In 2019, hobby naturalists and citizen scientists within the Nature Nova Scotia network, including Halifax Field Naturalists and Blomidon Naturalists Society, sought out the services of Juniper Law and together launched a judicial review of the province’s management of Species At Risk. In 2020, the Supreme Court found the Nova Scotia government failed to adequately protect several SAR by not completing recovery reports on time, not identifying core habitat for listed species, or not reviewing existing reports by the legislated deadline. We are now following the Department’s progress as they catch up on these requirements under the NS Endangered Species Act and updating our members and supporters accordingly.

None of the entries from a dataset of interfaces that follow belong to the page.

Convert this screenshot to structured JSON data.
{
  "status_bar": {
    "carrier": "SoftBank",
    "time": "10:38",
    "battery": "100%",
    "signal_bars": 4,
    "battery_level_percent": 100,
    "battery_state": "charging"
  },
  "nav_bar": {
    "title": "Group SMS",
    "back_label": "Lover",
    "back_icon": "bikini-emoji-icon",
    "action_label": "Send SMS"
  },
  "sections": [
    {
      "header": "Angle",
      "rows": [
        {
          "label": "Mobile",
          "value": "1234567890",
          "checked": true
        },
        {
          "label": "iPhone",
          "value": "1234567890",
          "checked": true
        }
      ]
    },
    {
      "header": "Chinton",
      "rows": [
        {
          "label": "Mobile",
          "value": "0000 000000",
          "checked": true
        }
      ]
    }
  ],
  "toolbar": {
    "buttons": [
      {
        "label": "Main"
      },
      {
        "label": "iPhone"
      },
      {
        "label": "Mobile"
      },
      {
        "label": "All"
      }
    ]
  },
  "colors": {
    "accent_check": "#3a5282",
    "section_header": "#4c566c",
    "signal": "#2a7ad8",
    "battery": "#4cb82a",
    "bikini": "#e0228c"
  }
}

Read our updates on the actions taken for the Species At Risk listed in the judicial review to date:
- Spring 2020 (4 years late): NS Adopts Federal Recovery Plan for the Wood Turtle
- Fall 2020 (11 years late): NS Releases Rams Head Lady Slipper Recovery Plan
- Fall 2021 (18 years late): NS Releases Moose Recovery Plan with Required Population Goal and Core Habitat Identification
- Fall 2021 (6 years late): NS Updates Black Ash Recovery Plan with Required Core Habitat Definition
- Winter 2021 (6 years late): NS Adopts Federal Recovery Plan for the Canada Warbler
That average citizens had to take our own government to court in order to get action on already-existing legislation quickly made news across the country in early 2020 and made Nova Scotia a national embarassment. Though we are happy that our provincial government is finally moving on these outstanding listed species and we are impressed with many of the recommendations in the Mainland Moose Recovery Plan, in particular, we are still skeptical of government commitment to Species At Risk. Many species are still waiting for their required Recovery Plans, identification of Core Habitat, or other planning components required under the Endangered Species Act. We are also concerned that Species At Risk conservation measures may too often end at the conclusion of the planning process, as our government continues to delay implementation of the Lahey Report, has developed a reputation for secret land sales, and continues to allow development in sensitive habitats like wetlands.
You Can Help
Write to your representative and share your concerns for our rarest wildlife. Ask them what they are doing to improve government transparency, ensure deadlines are met, and protect our Species At Risk.
Nature depends on it.